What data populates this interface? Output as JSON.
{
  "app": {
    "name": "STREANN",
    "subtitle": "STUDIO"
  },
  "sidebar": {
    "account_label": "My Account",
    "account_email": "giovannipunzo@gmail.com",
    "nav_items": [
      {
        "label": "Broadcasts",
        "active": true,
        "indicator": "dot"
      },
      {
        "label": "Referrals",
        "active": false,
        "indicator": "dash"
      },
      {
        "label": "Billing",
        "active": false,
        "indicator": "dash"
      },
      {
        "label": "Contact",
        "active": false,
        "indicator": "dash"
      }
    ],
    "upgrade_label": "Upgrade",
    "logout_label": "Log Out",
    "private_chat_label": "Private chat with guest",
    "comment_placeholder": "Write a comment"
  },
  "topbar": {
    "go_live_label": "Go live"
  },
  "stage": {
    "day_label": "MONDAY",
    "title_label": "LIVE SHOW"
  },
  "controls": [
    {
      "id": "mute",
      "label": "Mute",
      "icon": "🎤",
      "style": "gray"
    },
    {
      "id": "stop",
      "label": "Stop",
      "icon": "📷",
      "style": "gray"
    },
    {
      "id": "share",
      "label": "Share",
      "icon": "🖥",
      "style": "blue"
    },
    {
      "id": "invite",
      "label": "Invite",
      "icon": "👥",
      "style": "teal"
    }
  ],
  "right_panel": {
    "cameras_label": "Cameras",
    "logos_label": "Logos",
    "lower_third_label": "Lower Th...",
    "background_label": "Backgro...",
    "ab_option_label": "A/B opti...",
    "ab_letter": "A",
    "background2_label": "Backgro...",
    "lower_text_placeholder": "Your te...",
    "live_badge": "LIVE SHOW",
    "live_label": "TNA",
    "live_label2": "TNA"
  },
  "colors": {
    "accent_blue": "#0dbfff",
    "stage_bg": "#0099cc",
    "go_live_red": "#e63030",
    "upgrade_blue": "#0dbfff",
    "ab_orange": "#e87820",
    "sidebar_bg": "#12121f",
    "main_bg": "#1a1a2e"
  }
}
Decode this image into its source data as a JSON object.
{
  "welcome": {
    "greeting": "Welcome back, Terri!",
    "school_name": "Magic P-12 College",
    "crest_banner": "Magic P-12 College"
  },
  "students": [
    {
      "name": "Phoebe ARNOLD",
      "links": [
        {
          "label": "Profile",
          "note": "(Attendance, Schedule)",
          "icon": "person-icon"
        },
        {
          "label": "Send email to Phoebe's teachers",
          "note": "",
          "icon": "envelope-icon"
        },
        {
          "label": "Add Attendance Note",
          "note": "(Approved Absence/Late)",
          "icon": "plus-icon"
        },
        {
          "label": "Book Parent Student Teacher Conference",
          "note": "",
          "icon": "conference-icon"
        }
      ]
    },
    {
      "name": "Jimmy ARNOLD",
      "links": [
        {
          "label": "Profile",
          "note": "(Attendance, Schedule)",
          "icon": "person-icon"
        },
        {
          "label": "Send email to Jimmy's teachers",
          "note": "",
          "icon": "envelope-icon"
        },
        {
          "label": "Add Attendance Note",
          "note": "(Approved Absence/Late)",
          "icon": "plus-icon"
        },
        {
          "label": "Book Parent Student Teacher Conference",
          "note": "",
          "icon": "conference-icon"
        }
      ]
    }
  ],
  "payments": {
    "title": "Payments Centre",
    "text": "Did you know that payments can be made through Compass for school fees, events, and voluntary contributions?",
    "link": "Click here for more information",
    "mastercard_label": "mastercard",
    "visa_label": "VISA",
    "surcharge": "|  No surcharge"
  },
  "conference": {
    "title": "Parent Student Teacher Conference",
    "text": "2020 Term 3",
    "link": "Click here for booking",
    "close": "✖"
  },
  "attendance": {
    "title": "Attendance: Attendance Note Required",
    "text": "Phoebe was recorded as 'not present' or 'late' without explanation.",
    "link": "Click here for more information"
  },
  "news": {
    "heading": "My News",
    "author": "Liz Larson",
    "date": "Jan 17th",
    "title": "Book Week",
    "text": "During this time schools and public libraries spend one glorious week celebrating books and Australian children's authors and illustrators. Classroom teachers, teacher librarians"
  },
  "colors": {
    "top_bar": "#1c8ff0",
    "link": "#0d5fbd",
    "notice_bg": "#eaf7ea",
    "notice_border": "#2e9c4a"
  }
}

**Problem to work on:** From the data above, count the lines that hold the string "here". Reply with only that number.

**Task output:** 3